WHAT TO PRODUCE ▸
Scan the entries below and return each line that contains "this".

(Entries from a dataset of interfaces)

---*---

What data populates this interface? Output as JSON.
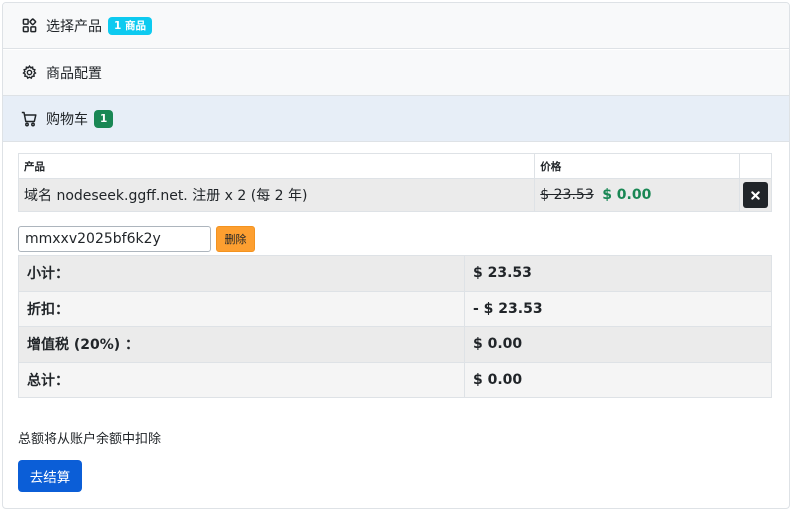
{
  "steps": [
    {
      "label": "选择产品",
      "badge": "1 商品",
      "icon": "grid-icon"
    },
    {
      "label": "商品配置",
      "icon": "gear-icon"
    },
    {
      "label": "购物车",
      "badge": "1",
      "icon": "cart-icon"
    }
  ],
  "cart": {
    "headers": {
      "product": "产品",
      "price": "价格"
    },
    "item": {
      "description": "域名 nodeseek.ggff.net. 注册 x 2 (每 2 年)",
      "old_price": "$ 23.53",
      "new_price": "$ 0.00"
    }
  },
  "promo": {
    "code": "mmxxv2025bf6k2y",
    "remove_label": "删除"
  },
  "totals": [
    {
      "label": "小计：",
      "value": "$ 23.53"
    },
    {
      "label": "折扣：",
      "value": "- $ 23.53"
    },
    {
      "label": "增值税 (20%) ：",
      "value": "$ 0.00"
    },
    {
      "label": "总计：",
      "value": "$ 0.00"
    }
  ],
  "note": "总额将从账户余额中扣除",
  "checkout_label": "去结算",
  "colors": {
    "info": "#0dcaf0",
    "success": "#198754",
    "warning": "#fd9f30",
    "primary": "#0b5ed7"
  }
}
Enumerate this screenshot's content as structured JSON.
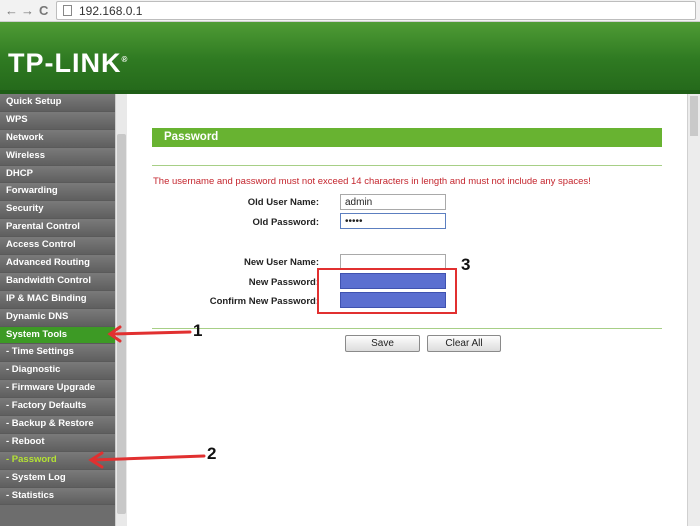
{
  "browser": {
    "back_glyph": "←",
    "forward_glyph": "→",
    "reload_glyph": "C",
    "url": "192.168.0.1"
  },
  "header": {
    "logo": "TP-LINK",
    "logo_mark": "®"
  },
  "sidebar": {
    "items": [
      {
        "label": "Quick Setup"
      },
      {
        "label": "WPS"
      },
      {
        "label": "Network"
      },
      {
        "label": "Wireless"
      },
      {
        "label": "DHCP"
      },
      {
        "label": "Forwarding"
      },
      {
        "label": "Security"
      },
      {
        "label": "Parental Control"
      },
      {
        "label": "Access Control"
      },
      {
        "label": "Advanced Routing"
      },
      {
        "label": "Bandwidth Control"
      },
      {
        "label": "IP & MAC Binding"
      },
      {
        "label": "Dynamic DNS"
      },
      {
        "label": "System Tools"
      },
      {
        "label": "- Time Settings"
      },
      {
        "label": "- Diagnostic"
      },
      {
        "label": "- Firmware Upgrade"
      },
      {
        "label": "- Factory Defaults"
      },
      {
        "label": "- Backup & Restore"
      },
      {
        "label": "- Reboot"
      },
      {
        "label": "- Password"
      },
      {
        "label": "- System Log"
      },
      {
        "label": "- Statistics"
      }
    ]
  },
  "main": {
    "title": "Password",
    "warning": "The username and password must not exceed 14 characters in length and must not include any spaces!",
    "old_user_label": "Old User Name:",
    "old_user_value": "admin",
    "old_password_label": "Old Password:",
    "old_password_value": "•••••",
    "new_user_label": "New User Name:",
    "new_user_value": "",
    "new_password_label": "New Password:",
    "confirm_password_label": "Confirm New Password:",
    "save_label": "Save",
    "clear_label": "Clear All"
  },
  "annotations": {
    "n1": "1",
    "n2": "2",
    "n3": "3",
    "color": "#e13030"
  }
}
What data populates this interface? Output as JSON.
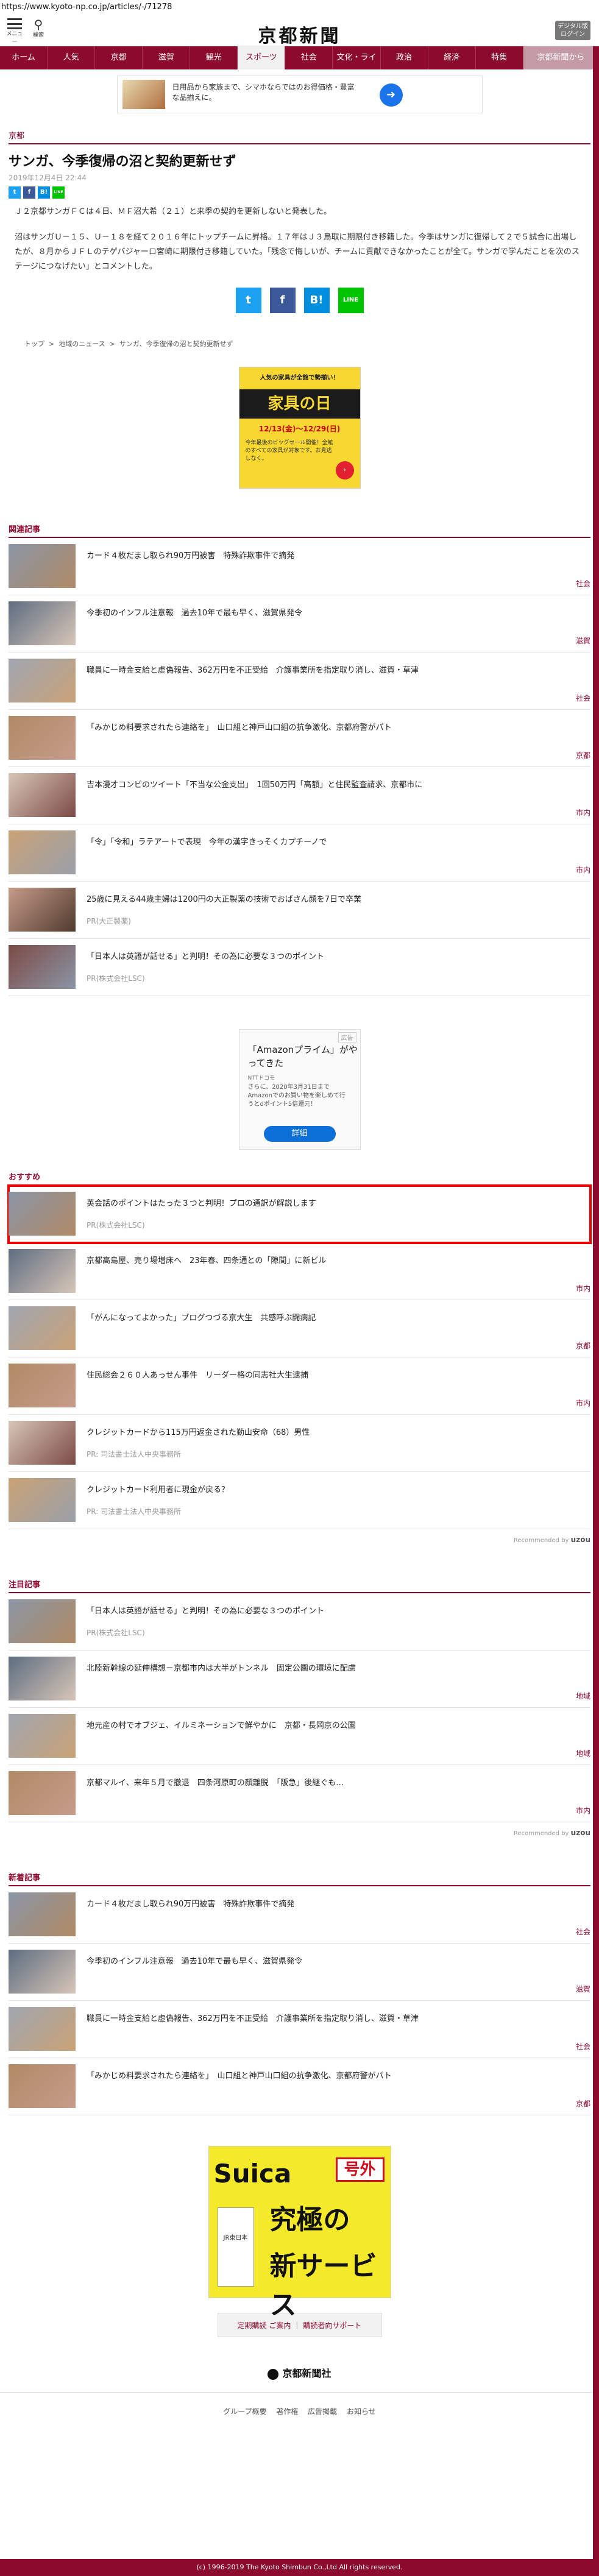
{
  "browser": {
    "url": "https://www.kyoto-np.co.jp/articles/-/71278"
  },
  "header": {
    "menu_label": "メニュー",
    "search_label": "検索",
    "logo": "京都新聞",
    "digital_label": "デジタル版ログイン"
  },
  "nav": {
    "items": [
      "ホーム",
      "人気",
      "京都",
      "滋賀",
      "観光",
      "スポーツ",
      "社会",
      "文化・ライフ",
      "政治",
      "経済",
      "特集",
      "京都新聞から"
    ],
    "active": "スポーツ"
  },
  "top_ad": {
    "text": "日用品から家族まで、シマホならではのお得価格・豊富な品揃えに。"
  },
  "article": {
    "section": "京都",
    "title": "サンガ、今季復帰の沼と契約更新せず",
    "date": "2019年12月4日 22:44",
    "paragraphs": [
      "Ｊ２京都サンガＦＣは４日、ＭＦ沼大希（２１）と来季の契約を更新しないと発表した。",
      "沼はサンガＵ－１５、Ｕ－１８を経て２０１６年にトップチームに昇格。１７年はＪ３鳥取に期限付き移籍した。今季はサンガに復帰して２で５試合に出場したが、８月からＪＦＬのテゲバジャーロ宮崎に期限付き移籍していた。「残念で悔しいが、チームに貢献できなかったことが全て。サンガで学んだことを次のステージにつなげたい」とコメントした。"
    ],
    "share_small": [
      "t",
      "f",
      "B!",
      "LINE"
    ],
    "share_large": [
      "t",
      "f",
      "B!",
      "LINE"
    ]
  },
  "breadcrumb": [
    "トップ",
    "地域のニュース",
    "サンガ、今季復帰の沼と契約更新せず"
  ],
  "sale_ad": {
    "top": "人気の家具が全館で勢揃い！",
    "headline": "家具の日",
    "sub": "12/13(金)〜12/29(日)",
    "desc": "今年最後のビッグセール開催！全館のすべての家具が対象です。お見逃しなく。",
    "go": "›"
  },
  "related": {
    "heading": "関連記事",
    "items": [
      {
        "title": "カード４枚だまし取られ90万円被害　特殊詐欺事件で摘発",
        "sub": "",
        "cat": "社会"
      },
      {
        "title": "今季初のインフル注意報　過去10年で最も早く、滋賀県発令",
        "sub": "",
        "cat": "滋賀"
      },
      {
        "title": "職員に一時金支給と虚偽報告、362万円を不正受給　介護事業所を指定取り消し、滋賀・草津",
        "sub": "",
        "cat": "社会"
      },
      {
        "title": "「みかじめ料要求されたら連絡を」　山口組と神戸山口組の抗争激化、京都府警がパト",
        "sub": "",
        "cat": "京都"
      },
      {
        "title": "吉本漫才コンビのツイート「不当な公金支出」　1回50万円「高額」と住民監査請求、京都市に",
        "sub": "",
        "cat": "市内"
      },
      {
        "title": "「令」「令和」ラテアートで表現　今年の漢字きっそくカプチーノで",
        "sub": "",
        "cat": "市内"
      },
      {
        "title": "25歳に見える44歳主婦は1200円の大正製薬の技術でおばさん顔を7日で卒業",
        "sub": "PR(大正製薬)",
        "cat": ""
      },
      {
        "title": "「日本人は英語が話せる」と判明！その為に必要な３つのポイント",
        "sub": "PR(株式会社LSC)",
        "cat": ""
      }
    ]
  },
  "mid_ad": {
    "badge": "広告",
    "title": "「Amazonプライム」がやってきた",
    "small": "NTTドコモ",
    "desc": "さらに、2020年3月31日までAmazonでのお買い物を楽しめて行うとdポイント5倍還元！",
    "button": "詳細"
  },
  "recommend": {
    "heading": "おすすめ",
    "items": [
      {
        "title": "英会話のポイントはたった３つと判明！プロの通訳が解説します",
        "sub": "PR(株式会社LSC)",
        "cat": ""
      },
      {
        "title": "京都高島屋、売り場増床へ　23年春、四条通との「隙間」に新ビル",
        "sub": "",
        "cat": "市内"
      },
      {
        "title": "「がんになってよかった」ブログつづる京大生　共感呼ぶ闘病記",
        "sub": "",
        "cat": "京都"
      },
      {
        "title": "住民総会２６０人あっせん事件　リーダー格の同志社大生逮捕",
        "sub": "",
        "cat": "市内"
      },
      {
        "title": "クレジットカードから115万円返金された勤山安命（68）男性",
        "sub": "PR: 司法書士法人中央事務所",
        "cat": ""
      },
      {
        "title": "クレジットカード利用者に現金が戻る？",
        "sub": "PR: 司法書士法人中央事務所",
        "cat": ""
      }
    ],
    "credit_label": "Recommended by",
    "credit_brand": "uzou"
  },
  "featured": {
    "heading": "注目記事",
    "items": [
      {
        "title": "「日本人は英語が話せる」と判明！その為に必要な３つのポイント",
        "sub": "PR(株式会社LSC)",
        "cat": ""
      },
      {
        "title": "北陸新幹線の延伸構想－京都市内は大半がトンネル　固定公園の環境に配慮",
        "sub": "",
        "cat": "地域"
      },
      {
        "title": "地元産の村でオブジェ、イルミネーションで鮮やかに　京都・長岡京の公園",
        "sub": "",
        "cat": "地域"
      },
      {
        "title": "京都マルイ、来年５月で撤退　四条河原町の顔離脱　「阪急」後継ぐも…",
        "sub": "",
        "cat": "市内"
      }
    ],
    "credit_label": "Recommended by",
    "credit_brand": "uzou"
  },
  "latest": {
    "heading": "新着記事",
    "items": [
      {
        "title": "カード４枚だまし取られ90万円被害　特殊詐欺事件で摘発",
        "sub": "",
        "cat": "社会"
      },
      {
        "title": "今季初のインフル注意報　過去10年で最も早く、滋賀県発令",
        "sub": "",
        "cat": "滋賀"
      },
      {
        "title": "職員に一時金支給と虚偽報告、362万円を不正受給　介護事業所を指定取り消し、滋賀・草津",
        "sub": "",
        "cat": "社会"
      },
      {
        "title": "「みかじめ料要求されたら連絡を」　山口組と神戸山口組の抗争激化、京都府警がパト",
        "sub": "",
        "cat": "京都"
      }
    ]
  },
  "suica_ad": {
    "brand": "Suica",
    "badge": "号外",
    "line1": "究極の",
    "line2": "新サービス",
    "side": "JR東日本"
  },
  "footer": {
    "links": [
      "定期購読 ご案内",
      "購読者向サポート"
    ],
    "logo": "京都新聞社",
    "nav": [
      "グループ概要",
      "著作権",
      "広告掲載",
      "お知らせ"
    ],
    "copyright": "(c) 1996-2019 The Kyoto Shimbun Co.,Ltd All rights reserved."
  },
  "colors": {
    "brand": "#8c0a2e",
    "highlight": "#e00000"
  }
}
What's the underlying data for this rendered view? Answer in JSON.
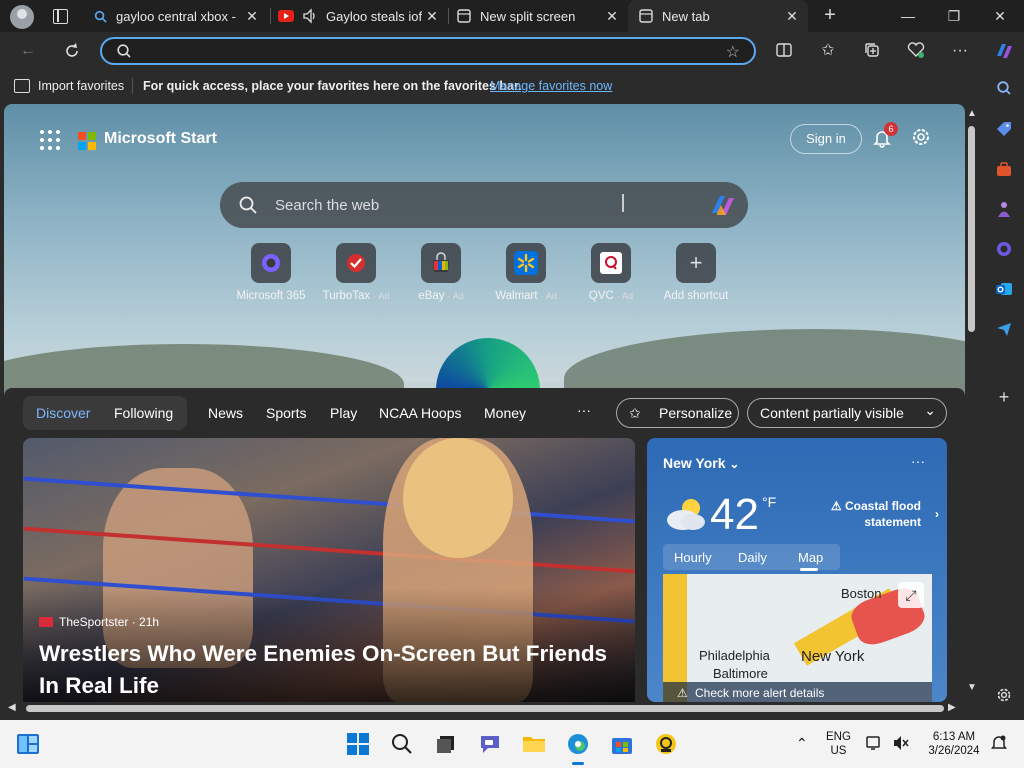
{
  "tabs": [
    {
      "title": "gayloo central xbox -",
      "favicon": "search-icon"
    },
    {
      "title": "Gayloo steals iof",
      "favicon": "youtube-icon",
      "audio": "speaker-icon"
    },
    {
      "title": "New split screen",
      "favicon": "newtab-icon"
    },
    {
      "title": "New tab",
      "favicon": "newtab-icon",
      "active": true
    }
  ],
  "address": {
    "value": "",
    "placeholder": ""
  },
  "favorites_bar": {
    "import_label": "Import favorites",
    "hint": "For quick access, place your favorites here on the favorites bar.",
    "manage_link": "Manage favorites now"
  },
  "newtab": {
    "brand": "Microsoft Start",
    "sign_in": "Sign in",
    "notification_count": "6",
    "search_placeholder": "Search the web",
    "shortcuts": [
      {
        "label": "Microsoft 365",
        "ad": ""
      },
      {
        "label": "TurboTax",
        "ad": "· Ad"
      },
      {
        "label": "eBay",
        "ad": "· Ad"
      },
      {
        "label": "Walmart",
        "ad": "· Ad"
      },
      {
        "label": "QVC",
        "ad": "· Ad"
      },
      {
        "label": "Add shortcut",
        "ad": ""
      }
    ]
  },
  "feed": {
    "nav": [
      "Discover",
      "Following",
      "News",
      "Sports",
      "Play",
      "NCAA Hoops",
      "Money"
    ],
    "more": "···",
    "personalize": "Personalize",
    "content_visibility": "Content partially visible"
  },
  "story": {
    "source": "TheSportster · 21h",
    "headline": "Wrestlers Who Were Enemies On-Screen But Friends In Real Life"
  },
  "weather": {
    "location": "New York",
    "temperature": "42",
    "unit": "°F",
    "alert": "Coastal flood statement",
    "tabs": [
      "Hourly",
      "Daily",
      "Map"
    ],
    "selected_tab": "Map",
    "map_labels": {
      "boston": "Boston",
      "philadelphia": "Philadelphia",
      "new_york": "New York",
      "baltimore": "Baltimore"
    },
    "alert_link": "Check more alert details"
  },
  "taskbar": {
    "lang_line1": "ENG",
    "lang_line2": "US",
    "time": "6:13 AM",
    "date": "3/26/2024"
  },
  "colors": {
    "accent": "#5aa9f0",
    "link": "#6cb6ff",
    "badge": "#d13438"
  }
}
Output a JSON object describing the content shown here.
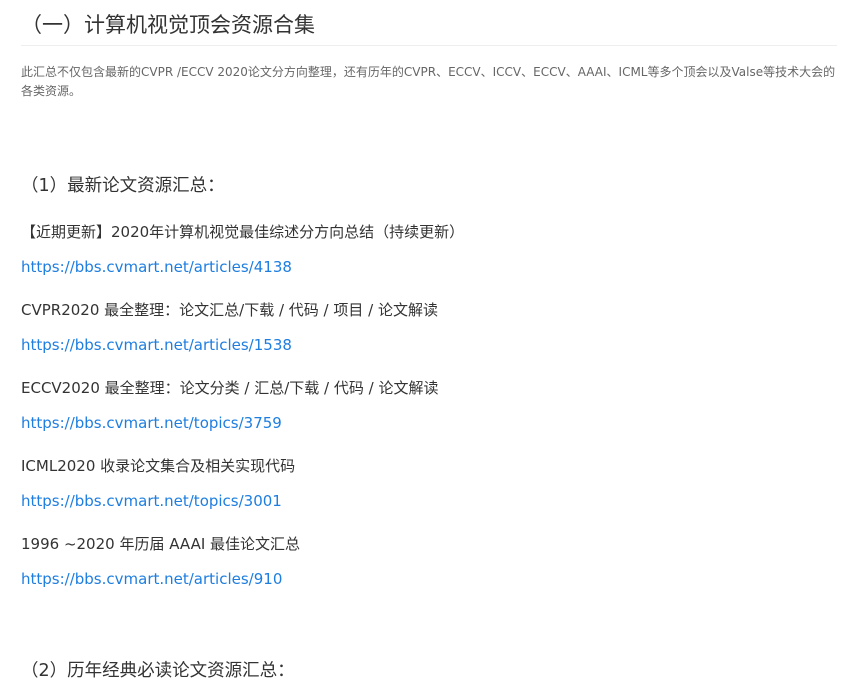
{
  "section": {
    "title": "（一）计算机视觉顶会资源合集",
    "intro": "此汇总不仅包含最新的CVPR /ECCV 2020论文分方向整理，还有历年的CVPR、ECCV、ICCV、ECCV、AAAI、ICML等多个顶会以及Valse等技术大会的各类资源。"
  },
  "subsections": [
    {
      "heading": "（1）最新论文资源汇总：",
      "items": [
        {
          "title": "【近期更新】2020年计算机视觉最佳综述分方向总结（持续更新）",
          "link": "https://bbs.cvmart.net/articles/4138"
        },
        {
          "title": "CVPR2020 最全整理：论文汇总/下载 / 代码 / 项目 / 论文解读",
          "link": "https://bbs.cvmart.net/articles/1538"
        },
        {
          "title": "ECCV2020 最全整理：论文分类 / 汇总/下载 / 代码 / 论文解读",
          "link": "https://bbs.cvmart.net/topics/3759"
        },
        {
          "title": "ICML2020 收录论文集合及相关实现代码",
          "link": "https://bbs.cvmart.net/topics/3001"
        },
        {
          "title": "1996 ~2020 年历届 AAAI 最佳论文汇总",
          "link": "https://bbs.cvmart.net/articles/910"
        }
      ]
    },
    {
      "heading": "（2）历年经典必读论文资源汇总："
    }
  ]
}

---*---

REPLY ▸
What data populates this interface? Output as JSON.
Enumerate this screenshot's content as structured JSON.
What data populates this interface? Output as JSON.
What's the underlying data for this rendered view? Answer in JSON.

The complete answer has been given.